October 31, 2014 -- Updated 4:10 pm GMT

Jordanian Royals Stage Pavarotti Tribute At Petra

Posted in: Jordan

Luciano Pavarotti was a man who seemed to have all his dreams fulfilled. But when he died last year, there was one he did not get to do: that was to sing at Petra, the Jordanian ancient city carved into mountains. mideast jordan pavarotti amm109 300x200 Jordanian Royals Stage Pavarotti Tribute At Petra

Well, Pavarotti’s close friends in the world of music and royalty were able to fulfill that dream by staging a tribute to the late tenor, right there in Petra.

“It was Luciano’s dream to sing in Petra,” Pavarotti’s widow Nicoletta Mantovani said. “I am very happy that this dream, thanks to Princess Haya, is now turning into reality,” she added.

What Nicoletta meant was, Jordanian-born Princess Haya helped organize the event.

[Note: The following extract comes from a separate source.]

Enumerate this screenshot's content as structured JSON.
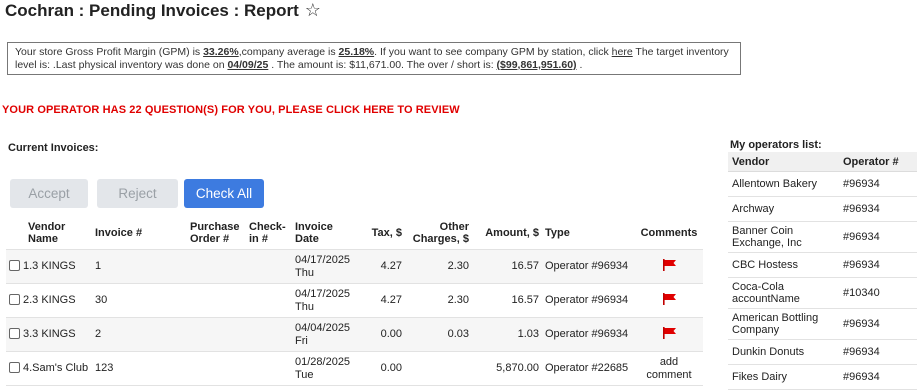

She, like Pavarotti, is a UN Messenger of Peace.

The concert was a private occasion. Only those who knew Pavarotti well, in addition to members of the Jordanian royal family were guests. UN officials were also there, as well as Italian officials.

jordan royals1 300x193 Jordanian Royals Stage Pavarotti Tribute At PetraThe royals in attendance were Queen Rania, Princess Haya, Prince Ali, Princess Ali Rym, Prince Feisal and Princess Muna. Queen Rania awarded Pavarotti’s widow, the Al Hussein Award during the event.

Performers included Sting, Jose Carreras, Andrea Bocelli, and Angela Georghiu.

All proceeds from the concert went to child refugees, something Pavarotti spent much of his career raising money for. He had held benefit concerts for children in countries such as Zambia, Pakistan and Kosovo. This time, the money went to refugees in Afghanistan. In addition, some money went to disabled children in the Petra region.

“Luciano Pavarotti was one of the greatest supporters of UNHCR’s work, using his amazing talents to raise awareness of refugee issues around the world,” said the UNHCR’s Radhouane Nouicer.

Petra was built by an ancient people known as the Nabataeans. Its temples and buildings were not built of brick and mortar, but cut out of the rose coloured rock of the area’s mountains and chasms.

Safe in their natural stronghold the Nabataeans controlled important trade routes during Roman times, but the city was later deserted. It was only rediscovered by a Swiss explorer in 1812. The magic of this lost city attracts millions of visitors every year.